Erzsebet eventually became careless moving to the nobility for her victims. Four drained bodies were thrown from the walls of the castle. Peasant girls were one thing, but noble girls were vastly different. Church records show an inordinate amount of deaths of young girls. Word reached Matthias II. And in 1610, an investigation was launched. Troops were sent, dead and mutilated tortured bodies were found strewn about the castle. An official inquiry of 300 witness statements were taken. Her aristocratic status meant she could not be arrested and executed. Her maidservants and accomplices were not so lucky. They had all their fingers pulled out by red-hot pincers, they were tortured and their bodies thrown alive into a fire.
She was never convicted of any crime. But to remove her from power, she was walled up within her bed chamber with only small slits for ventilation; and occasionally the passage of food.
After three years, a guard looking through one of the slots saw the Blood Countess lying face down on the floor of her chamber, dead. Erzsebet died in Čachtice Castle on August 21, 1614.
This is a result of the legend created about the life of Countess Báthory. We don’t know for sure. Documents about her life disappeared. Was she a sadistic murderer? Or was this a plot to remove a women from power. Women in early 17th-century Hungary were supposed to retire and mourn after their husband’s demise, but Erzsebet continued on. “You will find a man in me!” she stated in one of her letters. This threatened the reputation of her family.
Born: 1560; Died: 1614 Countess Elizabeth Bathory is considered the most infamous serial killer in Hungarian/Slovak history. Rumors had circulated for years about missing peasant girls; offered well paid work at the castle, they were never seen again.
Considering the Countess was an unfavorable Protestant born into one of the most important and wealthiest noble families in central Europe, a woman managing ten very valuable castles estates on her own, and that the king owed her late husband a large sum of money, there was motivation to quickly remove her.
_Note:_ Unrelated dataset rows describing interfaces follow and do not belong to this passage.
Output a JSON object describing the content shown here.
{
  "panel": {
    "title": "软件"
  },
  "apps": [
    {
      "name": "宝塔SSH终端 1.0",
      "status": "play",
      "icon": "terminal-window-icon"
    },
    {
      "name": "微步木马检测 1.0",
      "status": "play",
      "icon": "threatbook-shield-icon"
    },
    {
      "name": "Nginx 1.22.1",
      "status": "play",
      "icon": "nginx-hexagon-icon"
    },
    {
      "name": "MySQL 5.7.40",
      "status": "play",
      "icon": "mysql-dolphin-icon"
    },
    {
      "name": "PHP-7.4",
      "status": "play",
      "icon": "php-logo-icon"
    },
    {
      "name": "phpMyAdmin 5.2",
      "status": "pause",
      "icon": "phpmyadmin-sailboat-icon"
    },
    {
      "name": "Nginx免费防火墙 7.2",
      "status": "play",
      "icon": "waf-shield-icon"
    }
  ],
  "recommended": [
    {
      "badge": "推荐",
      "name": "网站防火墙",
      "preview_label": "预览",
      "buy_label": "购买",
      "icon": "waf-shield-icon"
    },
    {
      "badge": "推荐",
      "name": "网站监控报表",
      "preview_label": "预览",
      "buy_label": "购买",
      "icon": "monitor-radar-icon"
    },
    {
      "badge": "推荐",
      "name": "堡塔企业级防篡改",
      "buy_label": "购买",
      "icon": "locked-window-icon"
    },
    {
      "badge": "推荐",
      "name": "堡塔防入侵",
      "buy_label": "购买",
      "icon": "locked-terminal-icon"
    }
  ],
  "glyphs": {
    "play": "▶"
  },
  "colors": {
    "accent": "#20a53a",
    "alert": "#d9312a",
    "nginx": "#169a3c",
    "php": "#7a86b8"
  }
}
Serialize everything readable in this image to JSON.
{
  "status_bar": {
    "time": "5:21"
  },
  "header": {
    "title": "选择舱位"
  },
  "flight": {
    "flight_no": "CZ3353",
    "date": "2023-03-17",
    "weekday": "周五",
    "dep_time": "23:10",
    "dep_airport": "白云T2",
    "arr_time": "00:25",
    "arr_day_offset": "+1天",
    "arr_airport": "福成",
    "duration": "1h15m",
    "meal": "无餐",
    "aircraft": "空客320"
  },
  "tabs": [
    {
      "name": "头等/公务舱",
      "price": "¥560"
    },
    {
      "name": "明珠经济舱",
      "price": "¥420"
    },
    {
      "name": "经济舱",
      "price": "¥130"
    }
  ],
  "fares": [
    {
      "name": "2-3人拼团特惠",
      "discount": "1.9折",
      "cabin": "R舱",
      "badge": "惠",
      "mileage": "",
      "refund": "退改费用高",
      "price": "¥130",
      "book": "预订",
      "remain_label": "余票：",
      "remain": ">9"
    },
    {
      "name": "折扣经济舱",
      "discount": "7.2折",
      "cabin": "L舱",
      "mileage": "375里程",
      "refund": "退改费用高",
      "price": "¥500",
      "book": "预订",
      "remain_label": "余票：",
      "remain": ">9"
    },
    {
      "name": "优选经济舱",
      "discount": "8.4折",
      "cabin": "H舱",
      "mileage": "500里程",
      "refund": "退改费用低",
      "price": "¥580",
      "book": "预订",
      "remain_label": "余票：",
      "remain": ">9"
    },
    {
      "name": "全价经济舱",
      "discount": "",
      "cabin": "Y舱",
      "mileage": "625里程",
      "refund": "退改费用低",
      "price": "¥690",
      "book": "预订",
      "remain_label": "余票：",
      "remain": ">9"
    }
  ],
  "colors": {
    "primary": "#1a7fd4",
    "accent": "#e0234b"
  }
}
Like other legends, the tales of the Blood Countess were shrouded with rumors. Many books and films were made of her life. Whether these stories are true or not, their appeal to a certain kind of audience remains as strong as ever.